* **Work required**
Omit every picture and return the rest of the data unaltered.

* **Given entries**
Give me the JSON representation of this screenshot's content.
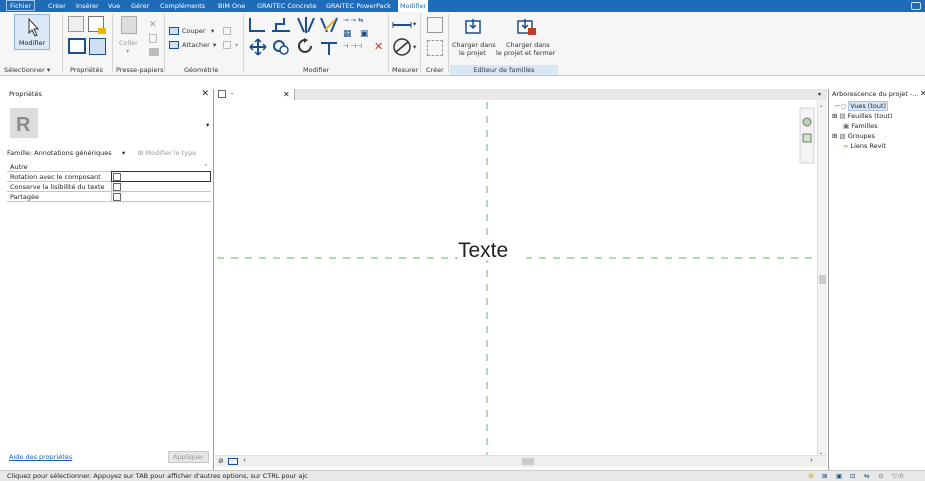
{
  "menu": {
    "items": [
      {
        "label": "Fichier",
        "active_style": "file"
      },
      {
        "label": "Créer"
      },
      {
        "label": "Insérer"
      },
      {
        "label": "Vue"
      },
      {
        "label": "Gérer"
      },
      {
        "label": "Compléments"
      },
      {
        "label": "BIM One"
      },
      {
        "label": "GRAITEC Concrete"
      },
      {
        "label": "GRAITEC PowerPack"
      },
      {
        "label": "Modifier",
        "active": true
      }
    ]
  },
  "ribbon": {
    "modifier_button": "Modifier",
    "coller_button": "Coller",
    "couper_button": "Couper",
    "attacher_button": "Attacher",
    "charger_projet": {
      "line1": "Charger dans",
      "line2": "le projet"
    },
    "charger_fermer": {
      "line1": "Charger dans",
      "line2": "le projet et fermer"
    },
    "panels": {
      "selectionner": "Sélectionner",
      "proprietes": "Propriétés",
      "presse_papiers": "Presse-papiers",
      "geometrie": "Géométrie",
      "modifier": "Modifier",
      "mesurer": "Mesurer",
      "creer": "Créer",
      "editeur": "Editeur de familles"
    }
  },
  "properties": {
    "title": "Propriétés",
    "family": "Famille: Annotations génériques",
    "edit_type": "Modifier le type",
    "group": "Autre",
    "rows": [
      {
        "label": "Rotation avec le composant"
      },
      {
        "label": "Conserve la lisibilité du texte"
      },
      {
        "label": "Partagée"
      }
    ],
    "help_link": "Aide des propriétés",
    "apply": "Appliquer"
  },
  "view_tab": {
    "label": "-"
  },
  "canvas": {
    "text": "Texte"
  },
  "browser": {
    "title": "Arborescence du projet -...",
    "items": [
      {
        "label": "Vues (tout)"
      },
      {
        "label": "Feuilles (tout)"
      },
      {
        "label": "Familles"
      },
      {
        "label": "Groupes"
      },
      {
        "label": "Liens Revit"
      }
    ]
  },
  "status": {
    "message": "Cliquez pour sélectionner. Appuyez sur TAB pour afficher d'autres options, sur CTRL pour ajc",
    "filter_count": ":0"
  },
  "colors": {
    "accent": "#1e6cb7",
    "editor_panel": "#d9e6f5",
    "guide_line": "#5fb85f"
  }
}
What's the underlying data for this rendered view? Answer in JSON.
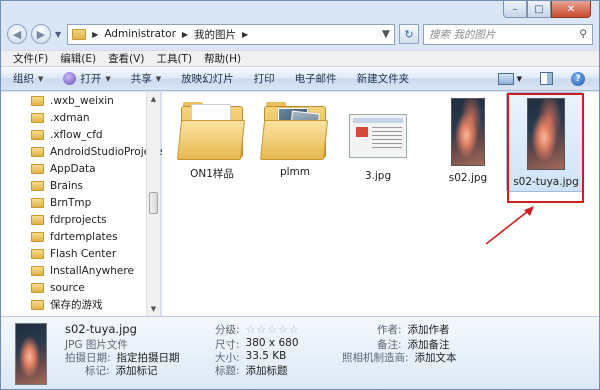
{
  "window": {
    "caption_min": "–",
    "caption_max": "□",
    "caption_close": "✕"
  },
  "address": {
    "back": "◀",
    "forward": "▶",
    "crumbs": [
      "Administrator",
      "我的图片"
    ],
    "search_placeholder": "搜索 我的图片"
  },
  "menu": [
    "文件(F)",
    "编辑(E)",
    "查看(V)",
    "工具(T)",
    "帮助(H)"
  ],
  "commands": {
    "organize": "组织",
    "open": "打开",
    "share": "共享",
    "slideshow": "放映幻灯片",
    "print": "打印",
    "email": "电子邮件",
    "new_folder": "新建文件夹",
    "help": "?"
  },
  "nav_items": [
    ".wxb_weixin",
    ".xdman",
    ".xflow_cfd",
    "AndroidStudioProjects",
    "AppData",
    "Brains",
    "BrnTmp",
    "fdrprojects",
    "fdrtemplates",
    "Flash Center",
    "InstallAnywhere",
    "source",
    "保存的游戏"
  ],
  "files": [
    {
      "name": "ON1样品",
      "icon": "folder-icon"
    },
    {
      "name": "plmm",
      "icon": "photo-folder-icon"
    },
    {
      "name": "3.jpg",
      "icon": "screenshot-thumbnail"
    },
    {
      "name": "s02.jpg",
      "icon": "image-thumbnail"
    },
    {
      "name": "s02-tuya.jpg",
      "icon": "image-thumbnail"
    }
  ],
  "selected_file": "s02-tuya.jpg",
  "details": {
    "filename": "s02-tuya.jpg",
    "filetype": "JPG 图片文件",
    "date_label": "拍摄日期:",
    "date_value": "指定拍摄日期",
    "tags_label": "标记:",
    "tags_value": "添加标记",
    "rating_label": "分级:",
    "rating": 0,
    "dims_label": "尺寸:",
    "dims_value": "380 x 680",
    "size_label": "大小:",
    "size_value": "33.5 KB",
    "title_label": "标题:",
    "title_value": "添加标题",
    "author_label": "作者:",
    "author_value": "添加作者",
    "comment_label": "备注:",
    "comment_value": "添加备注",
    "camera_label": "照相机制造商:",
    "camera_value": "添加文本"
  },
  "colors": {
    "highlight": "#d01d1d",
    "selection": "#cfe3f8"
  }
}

* **Solution to this problem**
Give me the JSON representation of this screenshot's content.
{
  "menu": {
    "items": [
      {
        "label": "Fichier",
        "active_style": "file"
      },
      {
        "label": "Créer"
      },
      {
        "label": "Insérer"
      },
      {
        "label": "Vue"
      },
      {
        "label": "Gérer"
      },
      {
        "label": "Compléments"
      },
      {
        "label": "BIM One"
      },
      {
        "label": "GRAITEC Concrete"
      },
      {
        "label": "GRAITEC PowerPack"
      },
      {
        "label": "Modifier",
        "active": true
      }
    ]
  },
  "ribbon": {
    "modifier_button": "Modifier",
    "coller_button": "Coller",
    "couper_button": "Couper",
    "attacher_button": "Attacher",
    "charger_projet": {
      "line1": "Charger dans",
      "line2": "le projet"
    },
    "charger_fermer": {
      "line1": "Charger dans",
      "line2": "le projet et fermer"
    },
    "panels": {
      "selectionner": "Sélectionner",
      "proprietes": "Propriétés",
      "presse_papiers": "Presse-papiers",
      "geometrie": "Géométrie",
      "modifier": "Modifier",
      "mesurer": "Mesurer",
      "creer": "Créer",
      "editeur": "Editeur de familles"
    }
  },
  "properties": {
    "title": "Propriétés",
    "family": "Famille: Annotations génériques",
    "edit_type": "Modifier le type",
    "group": "Autre",
    "rows": [
      {
        "label": "Rotation avec le composant"
      },
      {
        "label": "Conserve la lisibilité du texte"
      },
      {
        "label": "Partagée"
      }
    ],
    "help_link": "Aide des propriétés",
    "apply": "Appliquer"
  },
  "view_tab": {
    "label": "-"
  },
  "canvas": {
    "text": "Texte"
  },
  "browser": {
    "title": "Arborescence du projet -...",
    "items": [
      {
        "label": "Vues (tout)"
      },
      {
        "label": "Feuilles (tout)"
      },
      {
        "label": "Familles"
      },
      {
        "label": "Groupes"
      },
      {
        "label": "Liens Revit"
      }
    ]
  },
  "status": {
    "message": "Cliquez pour sélectionner. Appuyez sur TAB pour afficher d'autres options, sur CTRL pour ajc",
    "filter_count": ":0"
  },
  "colors": {
    "accent": "#1e6cb7",
    "editor_panel": "#d9e6f5",
    "guide_line": "#5fb85f"
  }
}
What's the underlying data for this rendered view? Answer in JSON.
{
  "window": {
    "caption_min": "–",
    "caption_max": "□",
    "caption_close": "✕"
  },
  "address": {
    "back": "◀",
    "forward": "▶",
    "crumbs": [
      "Administrator",
      "我的图片"
    ],
    "search_placeholder": "搜索 我的图片"
  },
  "menu": [
    "文件(F)",
    "编辑(E)",
    "查看(V)",
    "工具(T)",
    "帮助(H)"
  ],
  "commands": {
    "organize": "组织",
    "open": "打开",
    "share": "共享",
    "slideshow": "放映幻灯片",
    "print": "打印",
    "email": "电子邮件",
    "new_folder": "新建文件夹",
    "help": "?"
  },
  "nav_items": [
    ".wxb_weixin",
    ".xdman",
    ".xflow_cfd",
    "AndroidStudioProjects",
    "AppData",
    "Brains",
    "BrnTmp",
    "fdrprojects",
    "fdrtemplates",
    "Flash Center",
    "InstallAnywhere",
    "source",
    "保存的游戏"
  ],
  "files": [
    {
      "name": "ON1样品",
      "icon": "folder-icon"
    },
    {
      "name": "plmm",
      "icon": "photo-folder-icon"
    },
    {
      "name": "3.jpg",
      "icon": "screenshot-thumbnail"
    },
    {
      "name": "s02.jpg",
      "icon": "image-thumbnail"
    },
    {
      "name": "s02-tuya.jpg",
      "icon": "image-thumbnail"
    }
  ],
  "selected_file": "s02-tuya.jpg",
  "details": {
    "filename": "s02-tuya.jpg",
    "filetype": "JPG 图片文件",
    "date_label": "拍摄日期:",
    "date_value": "指定拍摄日期",
    "tags_label": "标记:",
    "tags_value": "添加标记",
    "rating_label": "分级:",
    "rating": 0,
    "dims_label": "尺寸:",
    "dims_value": "380 x 680",
    "size_label": "大小:",
    "size_value": "33.5 KB",
    "title_label": "标题:",
    "title_value": "添加标题",
    "author_label": "作者:",
    "author_value": "添加作者",
    "comment_label": "备注:",
    "comment_value": "添加备注",
    "camera_label": "照相机制造商:",
    "camera_value": "添加文本"
  },
  "colors": {
    "highlight": "#d01d1d",
    "selection": "#cfe3f8"
  }
}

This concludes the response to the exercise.